- **What to work on**
Sort through the listing below and keep each line with the word "title". Copy those.

- **Supplied material**

/---

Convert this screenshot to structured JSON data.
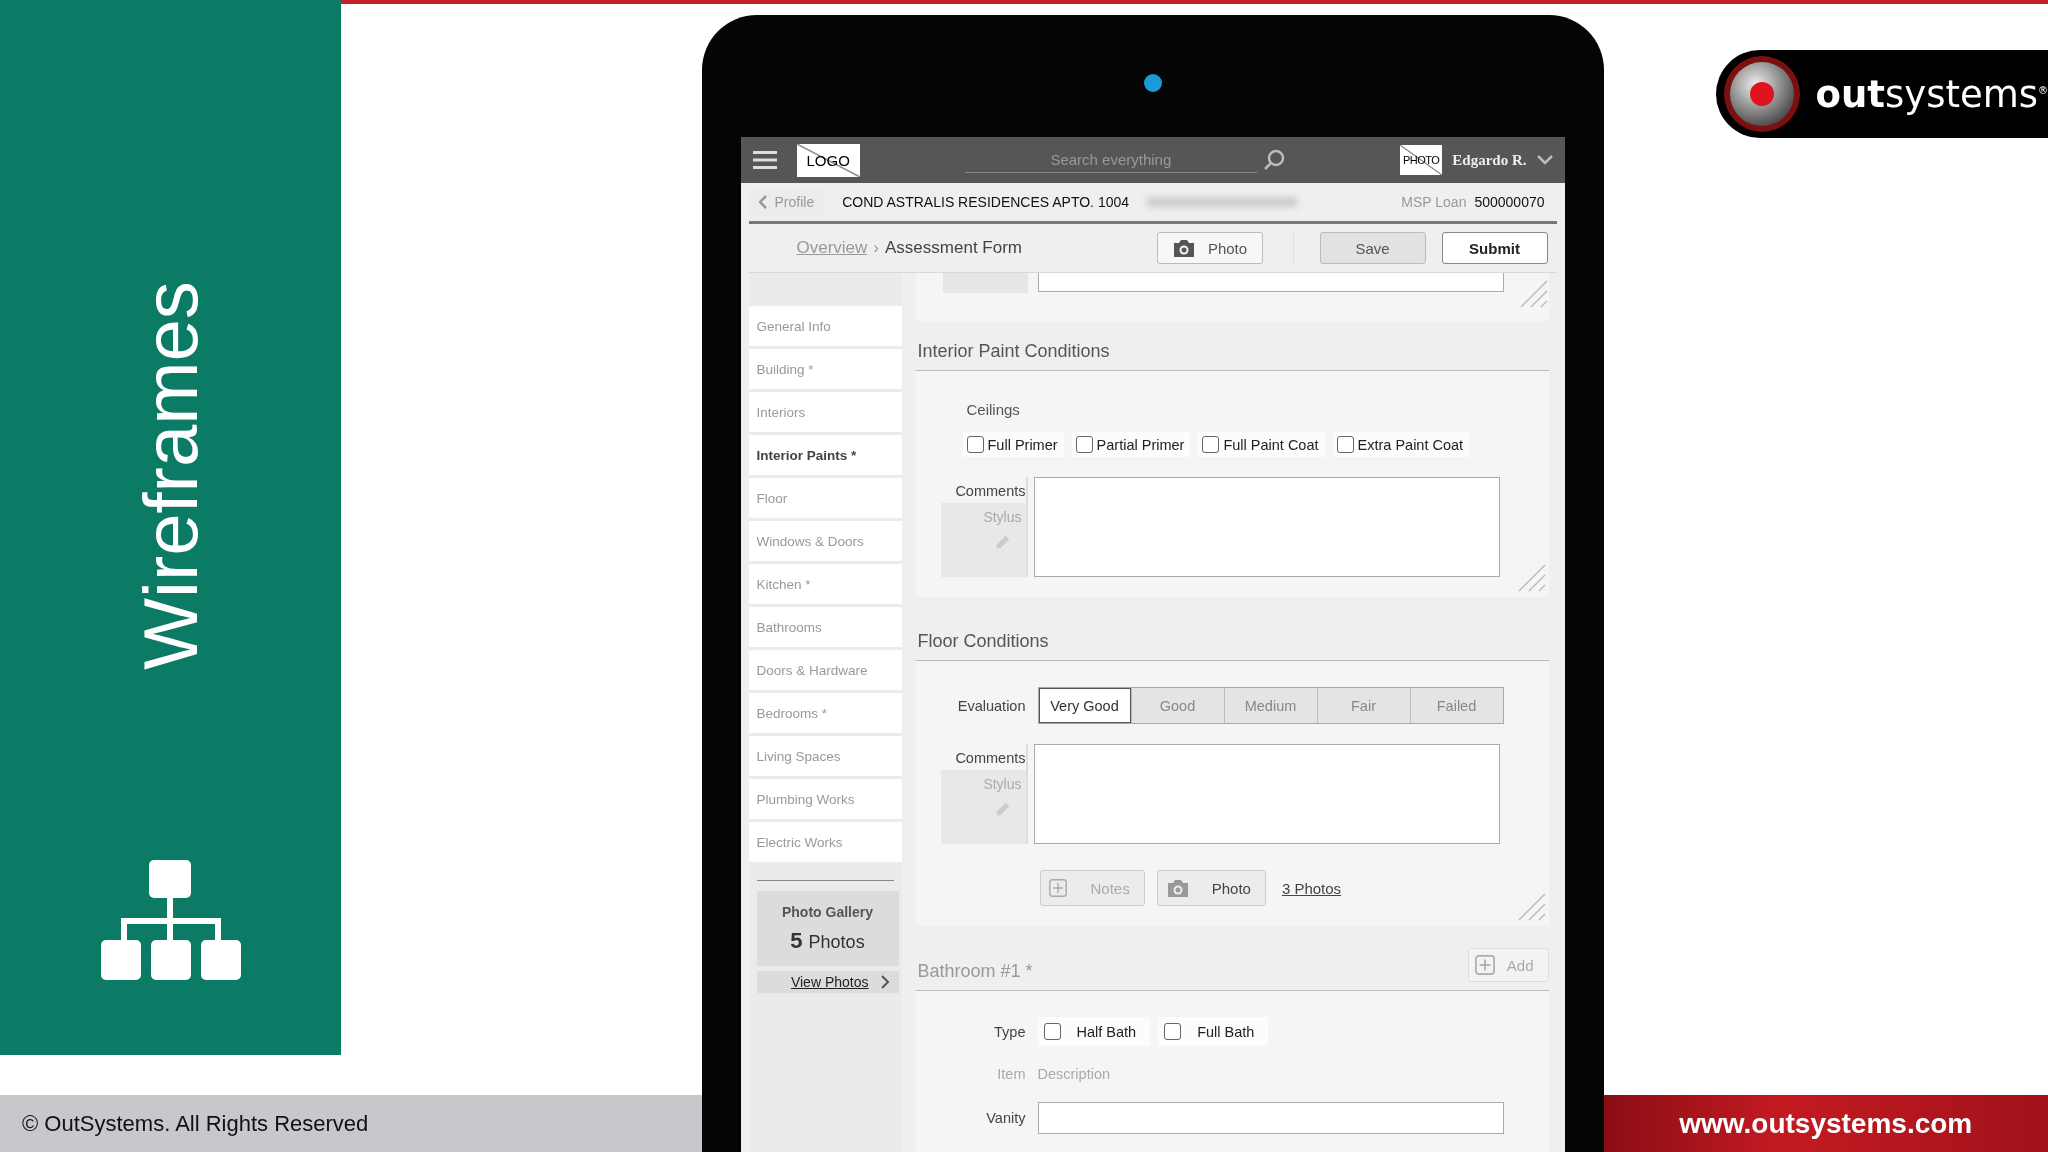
{
  "slide": {
    "title": "Wireframes",
    "copyright": "© OutSystems. All Rights Reserved",
    "website": "www.outsystems.com",
    "brand": "**out**systems$^{®}$"
  },
  "app_bar": {
    "logo": "LOGO",
    "search": {
      "placeholder": "Search everything"
    },
    "avatar": "PHOTO",
    "user": "Edgardo R."
  },
  "info_bar": {
    "back": "Profile",
    "address": "COND ASTRALIS RESIDENCES APTO. 1004",
    "loan_label": "MSP Loan",
    "loan_number": "500000070"
  },
  "breadcrumb": {
    "parent": "Overview",
    "separator": "›",
    "current": "Assessment Form"
  },
  "actions": [
    {
      "label": "Photo",
      "kind": "photo"
    },
    {
      "label": "Save",
      "kind": "secondary"
    },
    {
      "label": "Submit",
      "kind": "primary"
    }
  ],
  "sidebar": {
    "items": [
      {
        "label": "General Info",
        "selected": false
      },
      {
        "label": "Building *",
        "selected": false
      },
      {
        "label": "Interiors",
        "selected": false
      },
      {
        "label": "Interior Paints *",
        "selected": true
      },
      {
        "label": "Floor",
        "selected": false
      },
      {
        "label": "Windows & Doors",
        "selected": false
      },
      {
        "label": "Kitchen *",
        "selected": false
      },
      {
        "label": "Bathrooms",
        "selected": false
      },
      {
        "label": "Doors & Hardware",
        "selected": false
      },
      {
        "label": "Bedrooms *",
        "selected": false
      },
      {
        "label": "Living Spaces",
        "selected": false
      },
      {
        "label": "Plumbing Works",
        "selected": false
      },
      {
        "label": "Electric Works",
        "selected": false
      }
    ],
    "gallery": {
      "title": "Photo Gallery",
      "count": "5",
      "unit": "Photos",
      "link": "View Photos"
    }
  },
  "sections": [
    {
      "title": "Interior Paint Conditions",
      "group_label": "Ceilings",
      "options": [
        {
          "label": "Full Primer",
          "checked": false
        },
        {
          "label": "Partial Primer",
          "checked": false
        },
        {
          "label": "Full Paint Coat",
          "checked": false
        },
        {
          "label": "Extra Paint Coat",
          "checked": false
        }
      ],
      "comments": {
        "label": "Comments",
        "stylus": "Stylus"
      }
    },
    {
      "title": "Floor Conditions",
      "evaluation": {
        "label": "Evaluation",
        "options": [
          {
            "label": "Very Good",
            "selected": true
          },
          {
            "label": "Good",
            "selected": false
          },
          {
            "label": "Medium",
            "selected": false
          },
          {
            "label": "Fair",
            "selected": false
          },
          {
            "label": "Failed",
            "selected": false
          }
        ]
      },
      "comments": {
        "label": "Comments",
        "stylus": "Stylus"
      },
      "notes_button": "Notes",
      "photo_button": "Photo",
      "photos_link": "3 Photos"
    },
    {
      "title": "Bathroom #1 *",
      "add_button": "Add",
      "type_label": "Type",
      "types": [
        {
          "label": "Half Bath",
          "checked": false
        },
        {
          "label": "Full Bath",
          "checked": false
        }
      ],
      "item_header": "Item",
      "description_header": "Description",
      "rows": [
        {
          "label": "Vanity"
        }
      ]
    }
  ]
}
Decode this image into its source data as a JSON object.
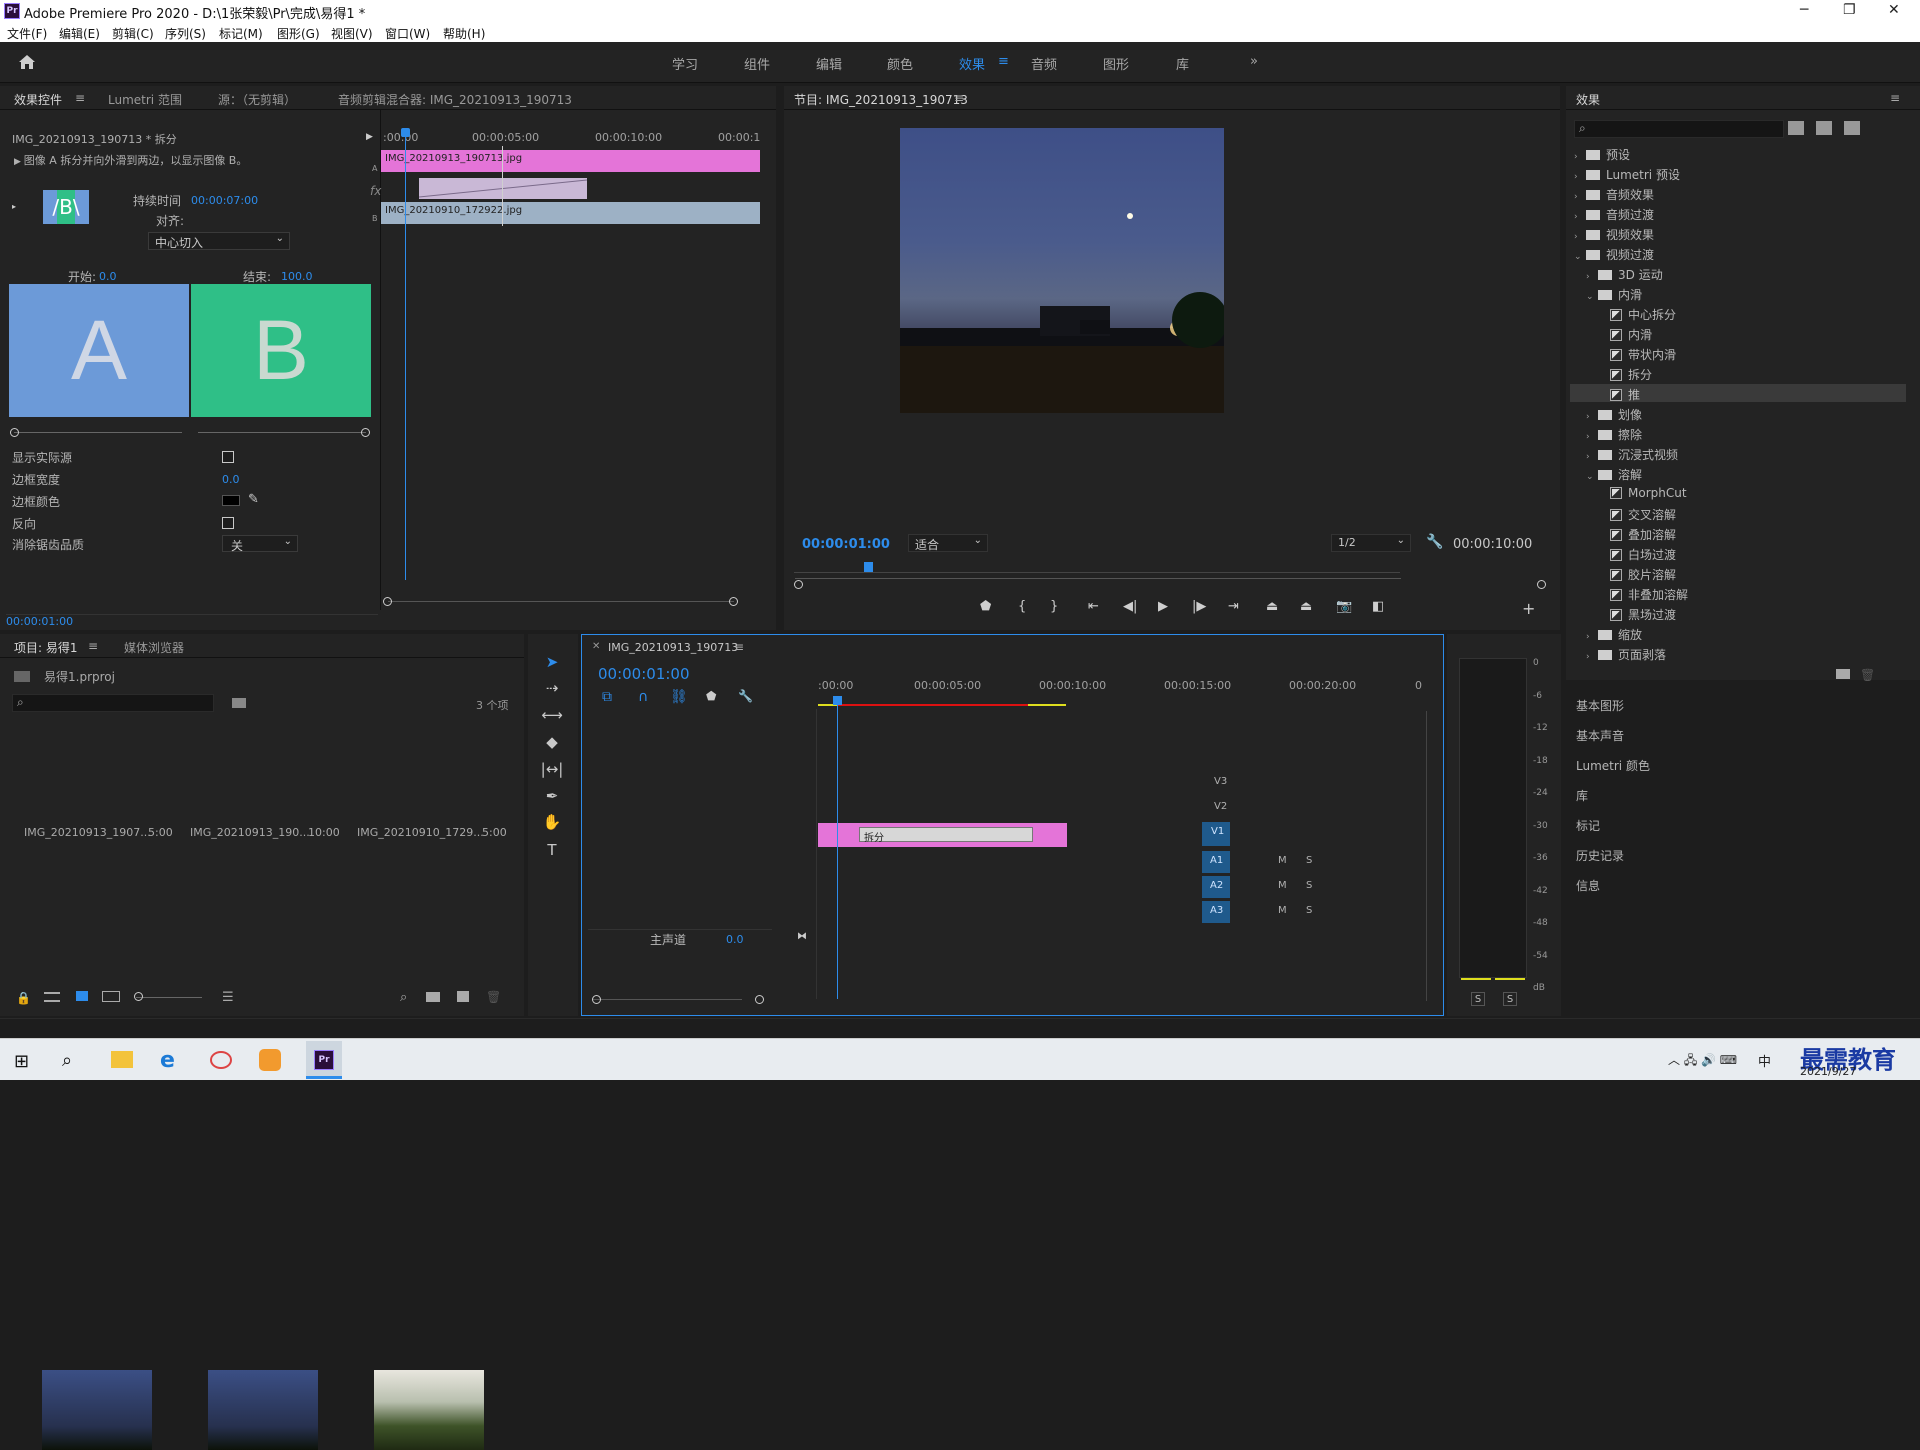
{
  "window": {
    "title": "Adobe Premiere Pro 2020 - D:\\1张荣毅\\Pr\\完成\\易得1 *",
    "app_icon": "Pr"
  },
  "menu": [
    "文件(F)",
    "编辑(E)",
    "剪辑(C)",
    "序列(S)",
    "标记(M)",
    "图形(G)",
    "视图(V)",
    "窗口(W)",
    "帮助(H)"
  ],
  "workspaces": [
    "学习",
    "组件",
    "编辑",
    "颜色",
    "效果",
    "音频",
    "图形",
    "库"
  ],
  "effect_controls": {
    "tabs": [
      "效果控件",
      "Lumetri 范围",
      "源：（无剪辑）",
      "音频剪辑混合器: IMG_20210913_190713"
    ],
    "clip_header": "IMG_20210913_190713 * 拆分",
    "description": "图像 A 拆分并向外滑到两边，以显示图像 B。",
    "duration_label": "持续时间",
    "duration_value": "00:00:07:00",
    "align_label": "对齐:",
    "align_value": "中心切入",
    "start_label": "开始:",
    "start_value": "0.0",
    "end_label": "结束:",
    "end_value": "100.0",
    "letter_a": "A",
    "letter_b": "B",
    "props": [
      {
        "label": "显示实际源",
        "type": "checkbox"
      },
      {
        "label": "边框宽度",
        "value": "0.0"
      },
      {
        "label": "边框颜色",
        "type": "color"
      },
      {
        "label": "反向",
        "type": "checkbox"
      },
      {
        "label": "消除锯齿品质",
        "value": "关"
      }
    ],
    "timecode": "00:00:01:00",
    "ruler": [
      ":00:00",
      "00:00:05:00",
      "00:00:10:00",
      "00:00:1"
    ],
    "clip_a": "IMG_20210913_190713.jpg",
    "clip_b": "IMG_20210910_172922.jpg",
    "fx_label": "fx",
    "track_a": "A",
    "track_b": "B"
  },
  "program": {
    "title": "节目: IMG_20210913_190713",
    "timecode": "00:00:01:00",
    "fit": "适合",
    "quality": "1/2",
    "duration": "00:00:10:00"
  },
  "effects": {
    "title": "效果",
    "tree": [
      {
        "label": "预设",
        "level": 0,
        "open": false
      },
      {
        "label": "Lumetri 预设",
        "level": 0,
        "open": false
      },
      {
        "label": "音频效果",
        "level": 0,
        "open": false
      },
      {
        "label": "音频过渡",
        "level": 0,
        "open": false
      },
      {
        "label": "视频效果",
        "level": 0,
        "open": false
      },
      {
        "label": "视频过渡",
        "level": 0,
        "open": true
      },
      {
        "label": "3D 运动",
        "level": 1,
        "open": false
      },
      {
        "label": "内滑",
        "level": 1,
        "open": true
      },
      {
        "label": "中心拆分",
        "level": 2,
        "fx": true
      },
      {
        "label": "内滑",
        "level": 2,
        "fx": true
      },
      {
        "label": "带状内滑",
        "level": 2,
        "fx": true
      },
      {
        "label": "拆分",
        "level": 2,
        "fx": true
      },
      {
        "label": "推",
        "level": 2,
        "fx": true,
        "selected": true
      },
      {
        "label": "划像",
        "level": 1,
        "open": false
      },
      {
        "label": "擦除",
        "level": 1,
        "open": false
      },
      {
        "label": "沉浸式视频",
        "level": 1,
        "open": false
      },
      {
        "label": "溶解",
        "level": 1,
        "open": true
      },
      {
        "label": "MorphCut",
        "level": 2,
        "fx": true
      },
      {
        "label": "交叉溶解",
        "level": 2,
        "fx": true
      },
      {
        "label": "叠加溶解",
        "level": 2,
        "fx": true
      },
      {
        "label": "白场过渡",
        "level": 2,
        "fx": true
      },
      {
        "label": "胶片溶解",
        "level": 2,
        "fx": true
      },
      {
        "label": "非叠加溶解",
        "level": 2,
        "fx": true
      },
      {
        "label": "黑场过渡",
        "level": 2,
        "fx": true
      },
      {
        "label": "缩放",
        "level": 1,
        "open": false
      },
      {
        "label": "页面剥落",
        "level": 1,
        "open": false
      }
    ],
    "side_panels": [
      "基本图形",
      "基本声音",
      "Lumetri 颜色",
      "库",
      "标记",
      "历史记录",
      "信息"
    ]
  },
  "project": {
    "tabs": [
      "项目: 易得1",
      "媒体浏览器"
    ],
    "file": "易得1.prproj",
    "count": "3 个项",
    "items": [
      {
        "name": "IMG_20210913_1907...",
        "dur": "5:00"
      },
      {
        "name": "IMG_20210913_190...",
        "dur": "10:00"
      },
      {
        "name": "IMG_20210910_1729...",
        "dur": "5:00"
      }
    ]
  },
  "timeline": {
    "tab": "IMG_20210913_190713",
    "timecode": "00:00:01:00",
    "ruler": [
      ":00:00",
      "00:00:05:00",
      "00:00:10:00",
      "00:00:15:00",
      "00:00:20:00",
      "0"
    ],
    "tracks": [
      "V3",
      "V2",
      "V1",
      "A1",
      "A2",
      "A3"
    ],
    "master": "主声道",
    "master_value": "0.0",
    "transition": "拆分",
    "m": "M",
    "s": "S"
  },
  "meter": {
    "scale": [
      "0",
      "-6",
      "-12",
      "-18",
      "-24",
      "-30",
      "-36",
      "-42",
      "-48",
      "-54",
      "dB"
    ],
    "solo": [
      "S",
      "S"
    ]
  },
  "taskbar": {
    "brand": "最需教育",
    "date": "2021/9/27",
    "ime": "中"
  }
}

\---

- **Answer to this problem**
    "title": "Wireframes",
      "title": "Photo Gallery",
      "title": "Interior Paint Conditions",
      "title": "Floor Conditions",
      "title": "Bathroom #1 *",
    "title": "Adobe Premiere Pro 2020 - D:\\1张荣毅\\Pr\\完成\\易得1 *",
    "title": "节目: IMG_20210913_190713",
    "title": "效果",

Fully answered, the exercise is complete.